As with anyone, GPs can make bad investments. When a deal does go bad, how does the interest of the GP and LP remain aligned? In such a scenario, an LP might be asked to front additional capital and have that investment reserve available. The LP most likely has threshold to which it would stay committed, potentially tainting their relationship with the GP moving forward. Moreover, with increased exposure to a single investment, there is a concentration risk should the investment go bad.

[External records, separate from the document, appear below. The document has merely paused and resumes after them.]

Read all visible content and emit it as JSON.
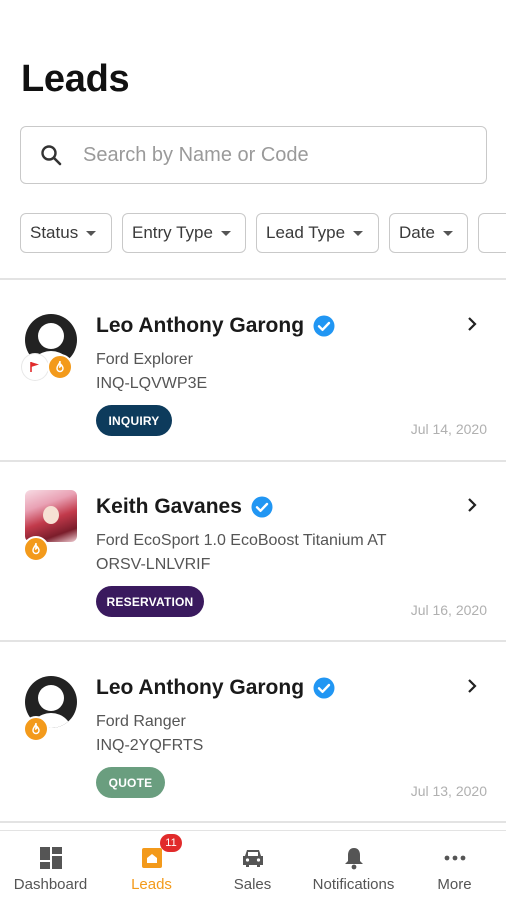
{
  "header": {
    "title": "Leads"
  },
  "search": {
    "placeholder": "Search by Name or Code",
    "icon": "search-icon"
  },
  "filters": [
    {
      "label": "Status"
    },
    {
      "label": "Entry Type"
    },
    {
      "label": "Lead Type"
    },
    {
      "label": "Date"
    }
  ],
  "leads": [
    {
      "name": "Leo Anthony Garong",
      "model": "Ford Explorer",
      "code": "INQ-LQVWP3E",
      "status": "INQUIRY",
      "status_color": "#0d3b5c",
      "date": "Jul 14, 2020",
      "flagged": true,
      "hot": true,
      "verified": true
    },
    {
      "name": "Keith Gavanes",
      "model": "Ford EcoSport 1.0 EcoBoost Titanium AT",
      "code": "ORSV-LNLVRIF",
      "status": "RESERVATION",
      "status_color": "#3a1a5e",
      "date": "Jul 16, 2020",
      "flagged": false,
      "hot": true,
      "verified": true
    },
    {
      "name": "Leo Anthony Garong",
      "model": "Ford Ranger",
      "code": "INQ-2YQFRTS",
      "status": "QUOTE",
      "status_color": "#6a9e7f",
      "date": "Jul 13, 2020",
      "flagged": false,
      "hot": true,
      "verified": true
    }
  ],
  "bottom_nav": [
    {
      "label": "Dashboard",
      "icon": "dashboard-icon",
      "active": false
    },
    {
      "label": "Leads",
      "icon": "leads-icon",
      "active": true,
      "badge": "11"
    },
    {
      "label": "Sales",
      "icon": "car-icon",
      "active": false
    },
    {
      "label": "Notifications",
      "icon": "bell-icon",
      "active": false
    },
    {
      "label": "More",
      "icon": "more-icon",
      "active": false
    }
  ],
  "colors": {
    "accent": "#f39a1b",
    "verified": "#2196f3",
    "badge": "#e12b2b"
  }
}
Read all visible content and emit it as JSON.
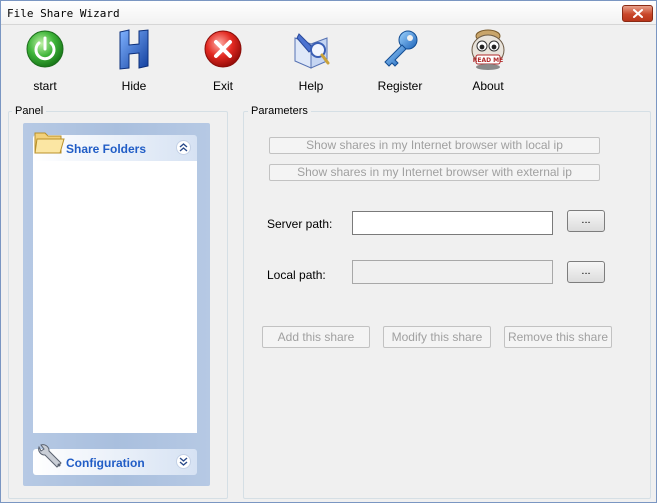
{
  "window": {
    "title": "File Share Wizard"
  },
  "toolbar": {
    "start": "start",
    "hide": "Hide",
    "exit": "Exit",
    "help": "Help",
    "register": "Register",
    "about": "About",
    "about_badge": "READ ME"
  },
  "panel": {
    "label": "Panel",
    "share_folders": "Share Folders",
    "configuration": "Configuration"
  },
  "parameters": {
    "label": "Parameters",
    "show_local": "Show shares in my Internet browser with local ip",
    "show_external": "Show shares in my Internet browser with external ip",
    "server_path_label": "Server path:",
    "server_path_value": "",
    "local_path_label": "Local path:",
    "local_path_value": "",
    "browse_label": "...",
    "add_share": "Add this share",
    "modify_share": "Modify this share",
    "remove_share": "Remove this share"
  },
  "colors": {
    "accent_text": "#215dc6",
    "nav_background": "#b6c9e4",
    "disabled_text": "#a0a0a0",
    "start_icon": "#2fa82f",
    "exit_icon": "#d9201d",
    "hide_icon": "#1f5fc8",
    "register_icon": "#2b7fd6"
  }
}
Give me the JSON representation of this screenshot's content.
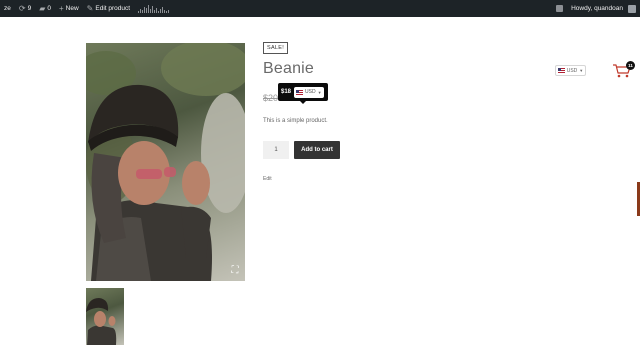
{
  "adminbar": {
    "site_label": "ze",
    "views_count": "9",
    "comments_count": "0",
    "new_label": "New",
    "edit_product_label": "Edit product",
    "user_greeting": "Howdy, quandoan"
  },
  "product": {
    "sale_badge": "SALE!",
    "title": "Beanie",
    "old_price": "$20",
    "new_price": "$18",
    "description": "This is a simple product.",
    "quantity": "1",
    "add_to_cart_label": "Add to cart",
    "edit_link": "Edit"
  },
  "currency_switcher": {
    "tooltip_currency": "USD",
    "header_currency": "USD"
  },
  "cart": {
    "count": "11"
  },
  "colors": {
    "adminbar_bg": "#1d2327",
    "button_bg": "#333333",
    "tooltip_bg": "#0b0b0b"
  }
}
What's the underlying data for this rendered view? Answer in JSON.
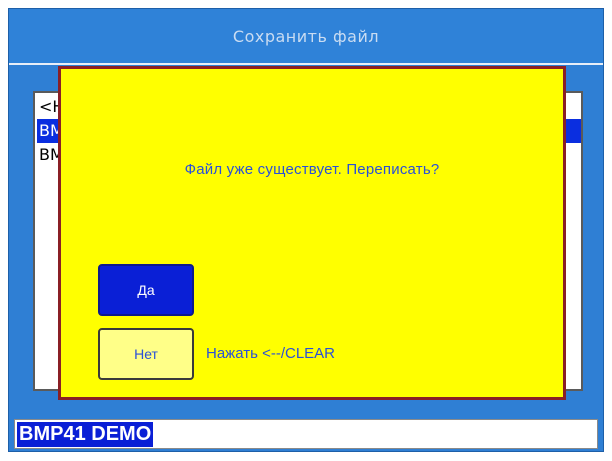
{
  "window": {
    "title": "Сохранить файл"
  },
  "file_list": {
    "items": [
      {
        "label": "<Н",
        "selected": false
      },
      {
        "label": "BM",
        "selected": true
      },
      {
        "label": "BM",
        "selected": false
      }
    ]
  },
  "dialog": {
    "message": "Файл уже существует. Переписать?",
    "yes_label": "Да",
    "no_label": "Нет",
    "hint": "Нажать <--/CLEAR"
  },
  "filename": {
    "value": "BMP41 DEMO"
  },
  "colors": {
    "background": "#2f7fd4",
    "dialog_bg": "#ffff00",
    "dialog_border": "#8a1f25",
    "selection": "#0a2ee0",
    "dialog_text": "#2a50d8"
  }
}
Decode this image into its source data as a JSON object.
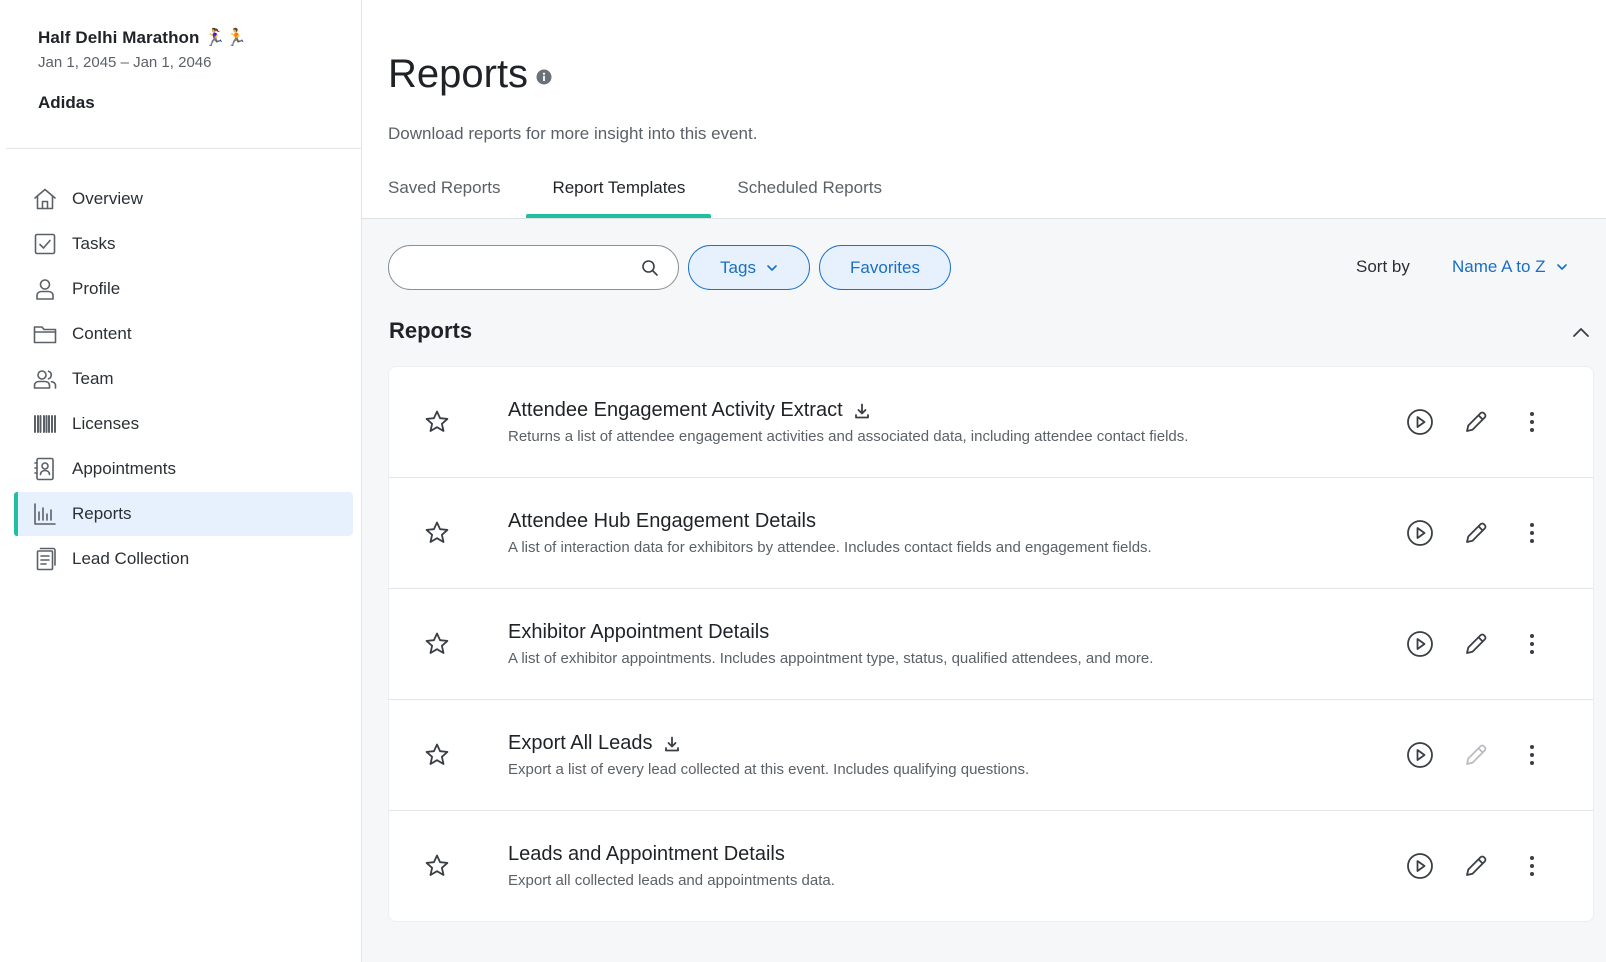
{
  "event": {
    "name": "Half Delhi Marathon 🏃‍♀️🏃",
    "dates": "Jan 1, 2045 – Jan 1, 2046",
    "org": "Adidas"
  },
  "sidebar": {
    "items": [
      {
        "label": "Overview",
        "icon": "home-icon"
      },
      {
        "label": "Tasks",
        "icon": "checkbox-icon"
      },
      {
        "label": "Profile",
        "icon": "person-icon"
      },
      {
        "label": "Content",
        "icon": "folder-icon"
      },
      {
        "label": "Team",
        "icon": "team-icon"
      },
      {
        "label": "Licenses",
        "icon": "barcode-icon"
      },
      {
        "label": "Appointments",
        "icon": "contact-card-icon"
      },
      {
        "label": "Reports",
        "icon": "bar-chart-icon",
        "active": true
      },
      {
        "label": "Lead Collection",
        "icon": "documents-icon"
      }
    ]
  },
  "page": {
    "title": "Reports",
    "subtitle": "Download reports for more insight into this event."
  },
  "tabs": [
    {
      "label": "Saved Reports"
    },
    {
      "label": "Report Templates",
      "active": true
    },
    {
      "label": "Scheduled Reports"
    }
  ],
  "toolbar": {
    "search_placeholder": "",
    "tags_label": "Tags",
    "favorites_label": "Favorites",
    "sort_label": "Sort by",
    "sort_value": "Name A to Z"
  },
  "section": {
    "title": "Reports"
  },
  "reports": [
    {
      "title": "Attendee Engagement Activity Extract",
      "desc": "Returns a list of attendee engagement activities and associated data, including attendee contact fields.",
      "download": true,
      "edit_disabled": false
    },
    {
      "title": "Attendee Hub Engagement Details",
      "desc": "A list of interaction data for exhibitors by attendee. Includes contact fields and engagement fields.",
      "download": false,
      "edit_disabled": false
    },
    {
      "title": "Exhibitor Appointment Details",
      "desc": "A list of exhibitor appointments. Includes appointment type, status, qualified attendees, and more.",
      "download": false,
      "edit_disabled": false
    },
    {
      "title": "Export All Leads",
      "desc": "Export a list of every lead collected at this event. Includes qualifying questions.",
      "download": true,
      "edit_disabled": true
    },
    {
      "title": "Leads and Appointment Details",
      "desc": "Export all collected leads and appointments data.",
      "download": false,
      "edit_disabled": false
    }
  ],
  "colors": {
    "accent": "#1fbf9f",
    "link": "#1a6fc4",
    "active_bg": "#e6f1fd"
  }
}
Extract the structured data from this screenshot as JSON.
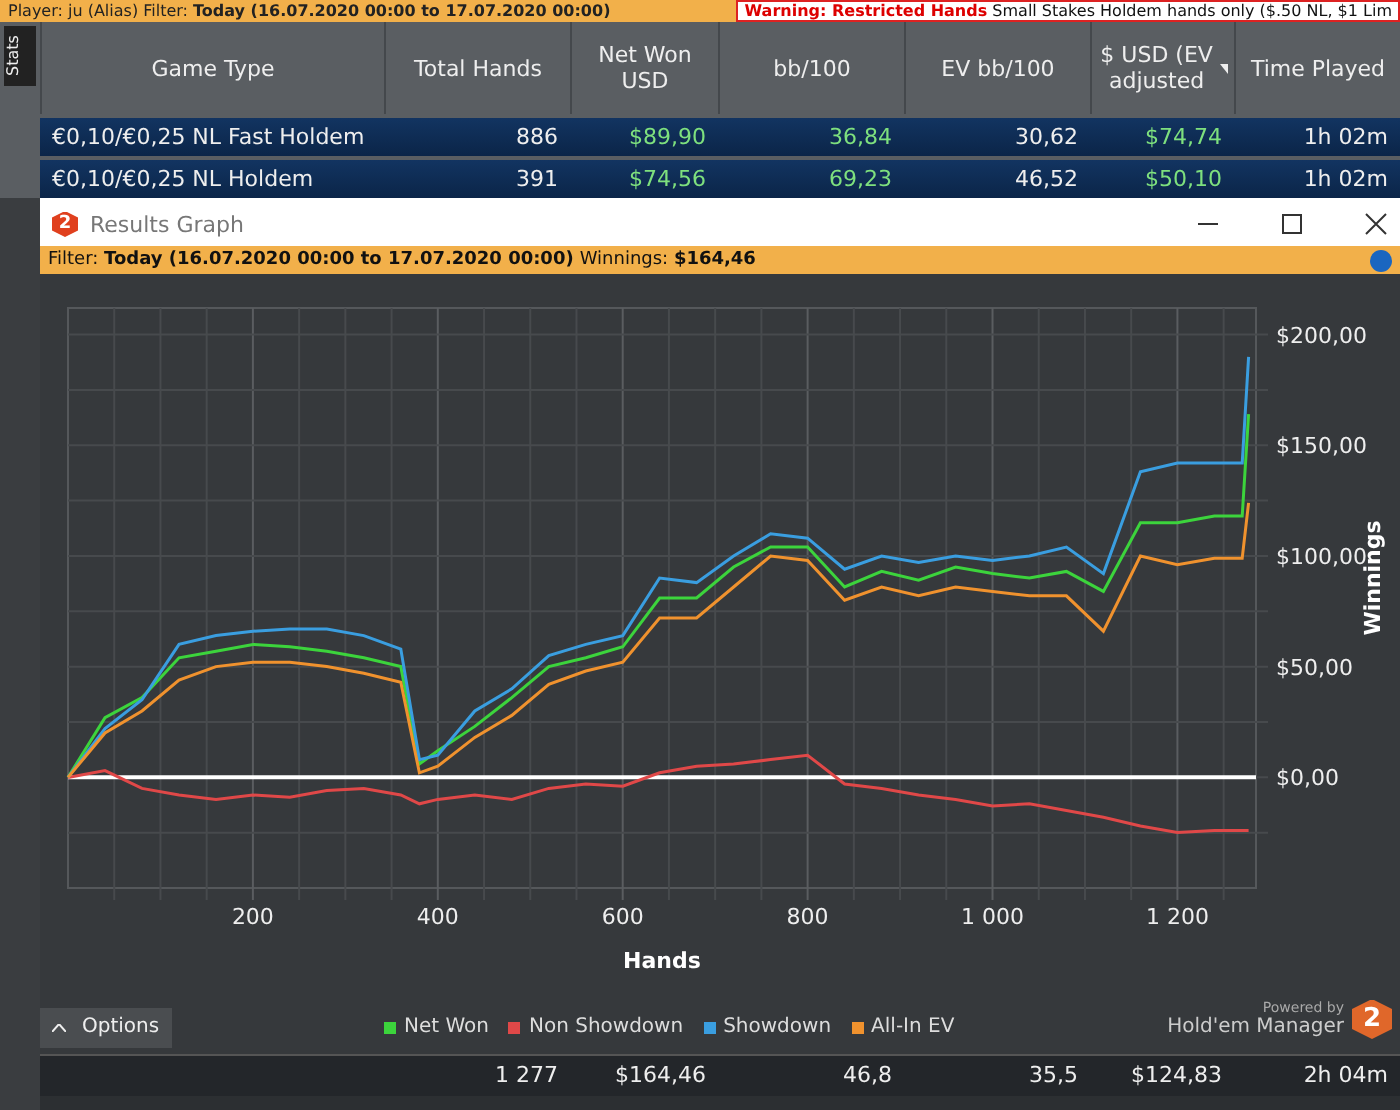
{
  "top_strip": {
    "player": "Player: ju (Alias)",
    "filter_label": "Filter:",
    "filter": "Today (16.07.2020 00:00 to 17.07.2020 00:00)",
    "warning_title": "Warning: Restricted Hands",
    "warning_text": "Small Stakes Holdem hands only ($.50 NL, $1 Lim"
  },
  "side_tab": "Stats",
  "table": {
    "columns": [
      {
        "label": "Game Type",
        "positive": false,
        "menu": false
      },
      {
        "label": "Total Hands",
        "positive": false,
        "menu": false
      },
      {
        "label": "Net Won USD",
        "positive": true,
        "menu": false
      },
      {
        "label": "bb/100",
        "positive": true,
        "menu": false
      },
      {
        "label": "EV bb/100",
        "positive": false,
        "menu": false
      },
      {
        "label": "$ USD (EV adjusted",
        "positive": true,
        "menu": true
      },
      {
        "label": "Time Played",
        "positive": false,
        "menu": false
      }
    ],
    "rows": [
      {
        "cells": [
          "€0,10/€0,25 NL Fast Holdem",
          "886",
          "$89,90",
          "36,84",
          "30,62",
          "$74,74",
          "1h 02m"
        ]
      },
      {
        "cells": [
          "€0,10/€0,25 NL Holdem",
          "391",
          "$74,56",
          "69,23",
          "46,52",
          "$50,10",
          "1h 02m"
        ]
      }
    ],
    "summary": [
      "1 277",
      "$164,46",
      "46,8",
      "35,5",
      "$124,83",
      "2h 04m"
    ]
  },
  "window": {
    "logo": "2",
    "title": "Results Graph"
  },
  "filter_bar": {
    "label": "Filter:",
    "value": "Today (16.07.2020 00:00 to 17.07.2020 00:00)",
    "winnings_label": "Winnings:",
    "winnings": "$164,46"
  },
  "graph": {
    "chart_data": {
      "type": "line",
      "grid": true,
      "xlabel": "Hands",
      "ylabel": "Winnings",
      "x": [
        0,
        40,
        80,
        120,
        160,
        200,
        240,
        280,
        320,
        360,
        380,
        400,
        440,
        480,
        520,
        560,
        600,
        640,
        680,
        720,
        760,
        800,
        840,
        880,
        920,
        960,
        1000,
        1040,
        1080,
        1120,
        1160,
        1200,
        1240,
        1270,
        1277
      ],
      "series": [
        {
          "name": "Net Won",
          "color": "#3cd43c",
          "values": [
            0,
            27,
            36,
            54,
            57,
            60,
            59,
            57,
            54,
            50,
            6,
            12,
            23,
            36,
            50,
            54,
            59,
            81,
            81,
            95,
            104,
            104,
            86,
            93,
            89,
            95,
            92,
            90,
            93,
            84,
            115,
            115,
            118,
            118,
            164
          ]
        },
        {
          "name": "Non Showdown",
          "color": "#e04848",
          "values": [
            0,
            3,
            -5,
            -8,
            -10,
            -8,
            -9,
            -6,
            -5,
            -8,
            -12,
            -10,
            -8,
            -10,
            -5,
            -3,
            -4,
            2,
            5,
            6,
            8,
            10,
            -3,
            -5,
            -8,
            -10,
            -13,
            -12,
            -15,
            -18,
            -22,
            -25,
            -24,
            -24,
            -24
          ]
        },
        {
          "name": "Showdown",
          "color": "#3a9ee0",
          "values": [
            0,
            22,
            35,
            60,
            64,
            66,
            67,
            67,
            64,
            58,
            8,
            10,
            30,
            40,
            55,
            60,
            64,
            90,
            88,
            100,
            110,
            108,
            94,
            100,
            97,
            100,
            98,
            100,
            104,
            92,
            138,
            142,
            142,
            142,
            190
          ]
        },
        {
          "name": "All-In EV",
          "color": "#f0922e",
          "values": [
            0,
            20,
            30,
            44,
            50,
            52,
            52,
            50,
            47,
            43,
            2,
            5,
            18,
            28,
            42,
            48,
            52,
            72,
            72,
            86,
            100,
            98,
            80,
            86,
            82,
            86,
            84,
            82,
            82,
            66,
            100,
            96,
            99,
            99,
            124
          ]
        }
      ],
      "xlim": [
        0,
        1285
      ],
      "ylim": [
        -50,
        212
      ],
      "xticks": [
        {
          "value": 200,
          "label": "200"
        },
        {
          "value": 400,
          "label": "400"
        },
        {
          "value": 600,
          "label": "600"
        },
        {
          "value": 800,
          "label": "800"
        },
        {
          "value": 1000,
          "label": "1 000"
        },
        {
          "value": 1200,
          "label": "1 200"
        }
      ],
      "yticks": [
        {
          "value": 0,
          "label": "$0,00"
        },
        {
          "value": 50,
          "label": "$50,00"
        },
        {
          "value": 100,
          "label": "$100,00"
        },
        {
          "value": 150,
          "label": "$150,00"
        },
        {
          "value": 200,
          "label": "$200,00"
        }
      ]
    }
  },
  "options_button": "Options",
  "powered_by": {
    "caption": "Powered by",
    "product": "Hold'em Manager",
    "badge": "2"
  }
}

Due to LPs general lack of resources and expertise, the short time-frame to evaluate a co-investment deal creates a weighted challenge for decision making. As co-investment is about portfolio investment selection vs. GP managers selection, LPs need to master being successful in both skill sets. LPs typically lack the in-house skill and resources to evaluate the deal, thus the diligence process is somewhat lighter or outsourced.
“Having the right resources is the most important part of building a successful co-investment program. Co-investments do inherently create a higher level of risk due to having more concentration in a single asset, but that can also be an opportunity to capitalize on, so it is important to have a team that can effectively evaluate deals while keeping up GP timelines.”
The balance of the LP primary program may also be impacted, if GPs are selected based on co-invest opportunity, rather than track record and expertise. This can pose a risk for both the LP and GP.
Risks for GPs
The deal process can be delayed. When deals are ready for execution, there is an additional level of due diligence performed by the LP that adds to the timeframe, along with the added cost and resources required.
GPs also run the risk of damaging relationships with other LPs due to potential allocation bias. However, a topical focus for the GP is ensuring that interests are aligned, as co-investment is a business partnership. An LP not being a part of one deal does not necessarily exclude them from the next opportunity.
GPs need to carefully track their investors’ co-investments interest and activity, as failure to do so may have regulatory implications as well as difficulties in explaining the co-investment allocation policy to the broader investor base.
GPs are offering more co-investment opportunities as the competitive landscape continues to increase. Co-investment is a key part, almost a must, when it comes to manager attractiveness.
“Co-investments are an important part of our toolkit to deliver the balanced and diversified portfolios LPs want. Without co-investments it would, for instance, be much harder to manage concentration risk within a fund and would limit the investment opportunities we could pursue. Ultimately, this is a benefit to all of our LPs as we can develop well-constructed portfolios.”
LPs who choose to co-invest need to be diligent when evaluating opportunities and committing to participate in deals, as well as ensuring that it corresponds to their respective portfolio strategy. It is especially important that both GPs and LPs interests and skill-sets are aligned when choosing this strategy. Whether or not this trend will continue to become the norm or if this is an opportunistic period during a peak time in the market, is yet to be seen. For any questions or comments, please contact Rishi Kotecha.